Uproar After Florida Is Exempted From Offshore Drilling

The Washington Post reports:

The Trump administration’s decision to exempt Florida from expanded offshore drilling kicked off a frenzy Wednesday in other coastal states, with governors from both political parties asking: Why not us?

“We cannot afford to take a chance with the beauty, the majesty and the economic value and vitality of our wonderful coastline,” South Carolina Gov. Henry McMaster (R), who backed President Trump in his state’s competitive 2016 primary, said in a statement.

“Not Off Our Coast,” North Carolina Gov. Roy Cooper (D) wrote in a tweet. “We’ve been clear: this would bring unacceptable risks to our economy, our environment, and our coastal communities.”

The Florida carve-out, announced Tuesday by Interior Secretary Ryan Zinke, created new doubts about the fate of the entire offshore drilling decision — and immediately became another challenge for Republicans as they work to hold off Democrats in the midterm elections.

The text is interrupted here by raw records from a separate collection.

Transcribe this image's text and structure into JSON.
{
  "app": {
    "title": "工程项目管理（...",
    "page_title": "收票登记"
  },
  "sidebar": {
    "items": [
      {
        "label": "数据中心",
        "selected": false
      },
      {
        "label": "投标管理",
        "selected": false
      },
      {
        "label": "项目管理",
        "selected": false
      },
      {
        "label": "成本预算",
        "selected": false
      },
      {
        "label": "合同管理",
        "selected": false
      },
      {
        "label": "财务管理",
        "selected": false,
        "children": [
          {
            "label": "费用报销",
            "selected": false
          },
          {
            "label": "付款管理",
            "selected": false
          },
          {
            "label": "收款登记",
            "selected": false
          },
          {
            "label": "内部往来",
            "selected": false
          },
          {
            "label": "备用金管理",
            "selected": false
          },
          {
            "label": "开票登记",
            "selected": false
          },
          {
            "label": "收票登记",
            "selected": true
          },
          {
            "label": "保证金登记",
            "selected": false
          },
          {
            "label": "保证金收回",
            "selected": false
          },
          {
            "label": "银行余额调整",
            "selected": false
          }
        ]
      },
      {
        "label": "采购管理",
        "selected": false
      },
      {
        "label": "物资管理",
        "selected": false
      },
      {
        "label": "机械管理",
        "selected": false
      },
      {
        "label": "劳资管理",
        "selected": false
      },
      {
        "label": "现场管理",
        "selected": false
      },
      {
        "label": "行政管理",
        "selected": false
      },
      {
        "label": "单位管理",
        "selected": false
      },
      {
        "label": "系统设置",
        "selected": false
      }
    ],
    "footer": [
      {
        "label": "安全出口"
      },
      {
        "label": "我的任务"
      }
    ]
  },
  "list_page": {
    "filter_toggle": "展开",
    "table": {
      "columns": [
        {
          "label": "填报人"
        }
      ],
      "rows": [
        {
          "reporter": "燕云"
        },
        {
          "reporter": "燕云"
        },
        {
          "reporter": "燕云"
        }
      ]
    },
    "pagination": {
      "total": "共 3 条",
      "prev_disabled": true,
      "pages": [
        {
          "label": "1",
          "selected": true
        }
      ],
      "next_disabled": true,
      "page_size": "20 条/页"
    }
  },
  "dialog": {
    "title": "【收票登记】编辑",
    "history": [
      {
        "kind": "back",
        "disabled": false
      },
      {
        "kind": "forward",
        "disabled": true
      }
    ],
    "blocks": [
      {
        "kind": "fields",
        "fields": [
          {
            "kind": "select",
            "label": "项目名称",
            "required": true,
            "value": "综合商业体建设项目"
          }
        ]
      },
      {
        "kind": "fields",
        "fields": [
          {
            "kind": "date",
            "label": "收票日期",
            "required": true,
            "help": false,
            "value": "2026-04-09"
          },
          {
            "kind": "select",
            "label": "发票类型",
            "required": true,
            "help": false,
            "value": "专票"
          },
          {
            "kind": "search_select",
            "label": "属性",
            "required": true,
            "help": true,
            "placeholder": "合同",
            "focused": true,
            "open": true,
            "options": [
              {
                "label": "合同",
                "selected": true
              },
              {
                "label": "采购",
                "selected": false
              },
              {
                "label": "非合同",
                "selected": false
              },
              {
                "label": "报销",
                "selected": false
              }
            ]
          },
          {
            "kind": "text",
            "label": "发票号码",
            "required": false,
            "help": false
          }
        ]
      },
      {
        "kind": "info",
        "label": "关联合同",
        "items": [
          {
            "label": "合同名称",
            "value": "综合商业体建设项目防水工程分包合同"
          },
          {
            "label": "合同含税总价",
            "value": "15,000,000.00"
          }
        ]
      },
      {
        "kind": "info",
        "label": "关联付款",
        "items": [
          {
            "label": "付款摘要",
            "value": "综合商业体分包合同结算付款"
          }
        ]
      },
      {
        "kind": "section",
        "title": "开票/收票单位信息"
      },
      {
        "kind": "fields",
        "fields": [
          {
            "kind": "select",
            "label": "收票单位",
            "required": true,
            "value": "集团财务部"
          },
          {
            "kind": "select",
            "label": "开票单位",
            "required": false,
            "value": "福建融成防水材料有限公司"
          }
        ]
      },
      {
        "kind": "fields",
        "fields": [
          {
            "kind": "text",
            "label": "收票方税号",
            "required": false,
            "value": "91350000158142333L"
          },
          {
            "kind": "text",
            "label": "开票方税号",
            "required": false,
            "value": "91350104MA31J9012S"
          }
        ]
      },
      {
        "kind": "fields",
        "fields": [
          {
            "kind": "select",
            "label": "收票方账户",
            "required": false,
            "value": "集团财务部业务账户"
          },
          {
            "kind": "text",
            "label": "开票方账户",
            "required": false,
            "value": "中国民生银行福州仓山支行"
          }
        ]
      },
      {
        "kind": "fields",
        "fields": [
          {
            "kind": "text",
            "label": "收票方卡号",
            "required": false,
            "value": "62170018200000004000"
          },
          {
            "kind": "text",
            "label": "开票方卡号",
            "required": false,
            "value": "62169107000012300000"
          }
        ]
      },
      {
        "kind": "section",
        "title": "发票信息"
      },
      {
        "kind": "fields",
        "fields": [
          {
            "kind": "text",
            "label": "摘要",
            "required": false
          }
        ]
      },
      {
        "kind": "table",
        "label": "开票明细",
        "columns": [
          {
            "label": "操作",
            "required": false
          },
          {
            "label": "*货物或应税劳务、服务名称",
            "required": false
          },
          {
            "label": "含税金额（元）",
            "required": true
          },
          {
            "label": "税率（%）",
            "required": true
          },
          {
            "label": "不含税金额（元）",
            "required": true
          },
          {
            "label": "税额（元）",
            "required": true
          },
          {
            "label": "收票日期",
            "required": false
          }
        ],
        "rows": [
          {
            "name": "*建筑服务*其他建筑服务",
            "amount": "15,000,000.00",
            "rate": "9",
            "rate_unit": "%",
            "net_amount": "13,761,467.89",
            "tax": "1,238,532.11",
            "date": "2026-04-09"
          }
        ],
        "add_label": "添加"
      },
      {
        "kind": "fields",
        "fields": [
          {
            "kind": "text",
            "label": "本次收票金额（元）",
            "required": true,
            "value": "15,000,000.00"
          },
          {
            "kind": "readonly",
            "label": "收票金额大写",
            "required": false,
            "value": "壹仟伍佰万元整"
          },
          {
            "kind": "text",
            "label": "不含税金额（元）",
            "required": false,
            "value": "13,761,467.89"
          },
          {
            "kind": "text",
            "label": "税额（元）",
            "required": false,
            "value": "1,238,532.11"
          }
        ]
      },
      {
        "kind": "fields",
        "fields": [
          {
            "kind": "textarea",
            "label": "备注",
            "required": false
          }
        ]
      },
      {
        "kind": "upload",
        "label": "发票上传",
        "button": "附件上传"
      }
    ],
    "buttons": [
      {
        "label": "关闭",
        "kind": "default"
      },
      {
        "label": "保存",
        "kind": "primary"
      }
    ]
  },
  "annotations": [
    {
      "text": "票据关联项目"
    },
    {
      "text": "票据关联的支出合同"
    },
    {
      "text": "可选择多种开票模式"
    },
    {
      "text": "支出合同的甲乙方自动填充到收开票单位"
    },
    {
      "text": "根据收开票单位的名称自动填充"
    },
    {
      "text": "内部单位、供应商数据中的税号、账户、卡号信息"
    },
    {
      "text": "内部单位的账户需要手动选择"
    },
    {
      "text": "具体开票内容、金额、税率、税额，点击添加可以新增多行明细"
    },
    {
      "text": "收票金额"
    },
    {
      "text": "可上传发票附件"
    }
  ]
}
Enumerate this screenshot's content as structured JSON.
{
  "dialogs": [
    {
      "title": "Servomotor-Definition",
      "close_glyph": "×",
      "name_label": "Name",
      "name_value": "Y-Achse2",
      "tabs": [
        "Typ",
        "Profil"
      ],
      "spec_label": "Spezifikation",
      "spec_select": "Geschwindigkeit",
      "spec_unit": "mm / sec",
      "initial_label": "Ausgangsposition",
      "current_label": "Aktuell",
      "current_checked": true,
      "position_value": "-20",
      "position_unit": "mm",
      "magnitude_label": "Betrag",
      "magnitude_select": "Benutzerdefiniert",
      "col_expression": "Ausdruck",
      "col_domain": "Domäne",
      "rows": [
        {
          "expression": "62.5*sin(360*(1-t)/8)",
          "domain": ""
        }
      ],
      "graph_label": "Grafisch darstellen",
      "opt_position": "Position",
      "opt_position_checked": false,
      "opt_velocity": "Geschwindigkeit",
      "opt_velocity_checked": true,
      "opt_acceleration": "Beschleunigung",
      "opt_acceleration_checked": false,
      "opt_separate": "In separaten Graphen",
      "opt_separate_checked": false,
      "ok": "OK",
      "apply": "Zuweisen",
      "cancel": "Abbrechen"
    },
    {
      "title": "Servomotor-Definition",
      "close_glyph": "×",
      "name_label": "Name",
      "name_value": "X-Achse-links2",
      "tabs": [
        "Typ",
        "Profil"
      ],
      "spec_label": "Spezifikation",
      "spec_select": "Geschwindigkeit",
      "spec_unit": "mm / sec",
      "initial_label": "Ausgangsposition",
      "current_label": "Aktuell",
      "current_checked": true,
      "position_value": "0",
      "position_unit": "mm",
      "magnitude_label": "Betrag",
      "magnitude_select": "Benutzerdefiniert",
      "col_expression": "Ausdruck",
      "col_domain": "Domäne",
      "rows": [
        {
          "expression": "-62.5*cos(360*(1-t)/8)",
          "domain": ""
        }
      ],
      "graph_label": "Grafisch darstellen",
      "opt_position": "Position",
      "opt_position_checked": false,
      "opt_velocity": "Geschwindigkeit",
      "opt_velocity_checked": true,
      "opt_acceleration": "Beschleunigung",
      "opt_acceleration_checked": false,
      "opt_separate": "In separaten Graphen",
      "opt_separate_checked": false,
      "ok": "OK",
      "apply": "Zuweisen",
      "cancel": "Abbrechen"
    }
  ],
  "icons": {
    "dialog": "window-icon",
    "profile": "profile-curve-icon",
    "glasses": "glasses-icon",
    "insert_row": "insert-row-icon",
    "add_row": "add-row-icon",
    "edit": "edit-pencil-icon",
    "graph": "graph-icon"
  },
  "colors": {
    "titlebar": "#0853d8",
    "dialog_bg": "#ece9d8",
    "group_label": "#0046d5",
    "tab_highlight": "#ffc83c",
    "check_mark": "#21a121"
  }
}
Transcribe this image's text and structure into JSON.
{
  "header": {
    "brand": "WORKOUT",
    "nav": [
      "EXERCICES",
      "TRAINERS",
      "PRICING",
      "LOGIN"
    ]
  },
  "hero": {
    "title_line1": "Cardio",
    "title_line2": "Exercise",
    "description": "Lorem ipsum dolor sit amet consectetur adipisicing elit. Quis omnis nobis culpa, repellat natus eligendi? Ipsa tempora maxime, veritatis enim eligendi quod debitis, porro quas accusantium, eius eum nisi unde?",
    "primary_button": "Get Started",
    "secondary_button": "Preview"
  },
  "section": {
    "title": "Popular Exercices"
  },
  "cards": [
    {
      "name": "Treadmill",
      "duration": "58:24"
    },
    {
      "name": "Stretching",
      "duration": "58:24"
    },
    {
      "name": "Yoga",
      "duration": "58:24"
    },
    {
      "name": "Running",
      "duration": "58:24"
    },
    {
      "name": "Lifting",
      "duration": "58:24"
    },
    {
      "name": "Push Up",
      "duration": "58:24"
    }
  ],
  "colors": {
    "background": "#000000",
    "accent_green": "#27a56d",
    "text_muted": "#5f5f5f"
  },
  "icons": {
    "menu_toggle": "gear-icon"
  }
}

Politico reports:

Zinke’s announcement that he would take offshore drilling “off the table” in order to protect Florida’s tourism industry was dismissed by critics as political theater designed to benefit Florida’s Republican Gov. Rick Scott, who is likely to challenge Democratic Sen. Bill Nelson for his seat this year.

California state officials plan to make their case to Interior using the same arguments as Florida, California Attorney General Xavier Becerra told POLITICO. The state also boasts a huge coastal tourism economy and, like Florida, hosts military bases whose operations could be disrupted by oil spills or offshore drilling operations.

In a statement, the powerful American Petroleum Institute said Tuesday’s reversal was “premature,” and it said “the administration and policymakers should follow the established process before making any decisions or conclusions that would undermine our nation’s energy security.”

Politifact weighs in:

During his first campaign for governor in 2010, Scott called for drilling offshore. After the Deepwater Horizon explosion, he added language to his campaign website to state that he wanted drilling done in an “environmentally sound way and adhering to the strictest of safety standards.”

During his first term, Scott took no meaningful steps to expand drilling. But when Trump’s administration proposed an expansion of offshore drilling Jan. 4, Scott said he opposed the idea and sought a meeting with Zinke. That rejection sounds different from his stance when he first ran for governor in 2010 and he was open to drilling. We give Scott a Full Flop.